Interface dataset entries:
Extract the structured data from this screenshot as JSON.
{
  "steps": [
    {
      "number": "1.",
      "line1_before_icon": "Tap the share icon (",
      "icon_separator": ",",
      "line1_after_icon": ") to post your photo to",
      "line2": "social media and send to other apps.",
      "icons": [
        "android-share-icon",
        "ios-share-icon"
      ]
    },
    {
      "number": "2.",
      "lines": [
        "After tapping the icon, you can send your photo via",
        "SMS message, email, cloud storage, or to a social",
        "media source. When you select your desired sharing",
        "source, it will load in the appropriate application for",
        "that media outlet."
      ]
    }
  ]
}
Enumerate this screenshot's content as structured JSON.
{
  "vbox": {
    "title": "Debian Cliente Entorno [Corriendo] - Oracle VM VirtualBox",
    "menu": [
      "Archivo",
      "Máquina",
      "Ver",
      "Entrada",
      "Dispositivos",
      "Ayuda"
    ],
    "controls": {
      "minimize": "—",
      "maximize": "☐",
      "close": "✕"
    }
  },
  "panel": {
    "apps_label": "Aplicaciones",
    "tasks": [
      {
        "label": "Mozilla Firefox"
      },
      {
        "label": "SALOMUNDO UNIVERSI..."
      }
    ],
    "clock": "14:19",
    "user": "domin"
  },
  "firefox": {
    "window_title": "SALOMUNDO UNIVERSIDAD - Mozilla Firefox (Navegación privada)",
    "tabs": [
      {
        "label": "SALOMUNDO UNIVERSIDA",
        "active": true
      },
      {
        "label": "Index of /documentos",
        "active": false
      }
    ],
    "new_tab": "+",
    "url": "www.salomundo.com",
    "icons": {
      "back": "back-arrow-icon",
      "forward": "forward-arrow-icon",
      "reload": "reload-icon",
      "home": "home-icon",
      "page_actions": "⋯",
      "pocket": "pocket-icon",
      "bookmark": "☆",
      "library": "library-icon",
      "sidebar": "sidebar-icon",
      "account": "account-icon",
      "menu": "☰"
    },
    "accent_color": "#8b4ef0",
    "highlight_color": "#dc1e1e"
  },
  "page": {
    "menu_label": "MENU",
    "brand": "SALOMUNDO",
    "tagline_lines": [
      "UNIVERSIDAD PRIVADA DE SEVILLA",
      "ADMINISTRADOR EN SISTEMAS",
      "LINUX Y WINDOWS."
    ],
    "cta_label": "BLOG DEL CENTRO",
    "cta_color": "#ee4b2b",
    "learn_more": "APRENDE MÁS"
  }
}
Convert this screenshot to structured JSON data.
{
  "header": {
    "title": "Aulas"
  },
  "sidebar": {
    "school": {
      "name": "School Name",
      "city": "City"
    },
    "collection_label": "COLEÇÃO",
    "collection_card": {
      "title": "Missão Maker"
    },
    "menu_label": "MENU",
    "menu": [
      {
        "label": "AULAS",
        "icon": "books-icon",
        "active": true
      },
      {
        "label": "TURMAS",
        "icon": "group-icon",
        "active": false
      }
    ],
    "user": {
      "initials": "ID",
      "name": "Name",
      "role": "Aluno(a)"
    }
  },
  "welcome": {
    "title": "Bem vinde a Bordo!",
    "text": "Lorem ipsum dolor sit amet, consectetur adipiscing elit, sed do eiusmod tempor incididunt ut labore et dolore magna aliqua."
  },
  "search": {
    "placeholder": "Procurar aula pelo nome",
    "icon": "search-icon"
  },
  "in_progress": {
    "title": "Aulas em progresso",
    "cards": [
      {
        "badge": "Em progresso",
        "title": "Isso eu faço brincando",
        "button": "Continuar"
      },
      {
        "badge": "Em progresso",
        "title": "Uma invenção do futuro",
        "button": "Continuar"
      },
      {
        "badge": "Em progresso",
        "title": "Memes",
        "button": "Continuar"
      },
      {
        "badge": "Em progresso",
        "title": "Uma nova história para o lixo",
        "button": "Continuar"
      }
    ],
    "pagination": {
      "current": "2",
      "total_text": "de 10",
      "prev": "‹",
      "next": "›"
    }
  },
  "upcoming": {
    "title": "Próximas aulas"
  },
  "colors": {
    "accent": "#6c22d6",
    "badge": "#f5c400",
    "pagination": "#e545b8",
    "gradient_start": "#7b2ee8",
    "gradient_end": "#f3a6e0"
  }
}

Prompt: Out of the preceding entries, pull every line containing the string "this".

Completed task:
Extract the structured data from this screenshot as JSON.
Enumerate this screenshot's content as structured JSON.
Convert this screenshot to structured JSON data.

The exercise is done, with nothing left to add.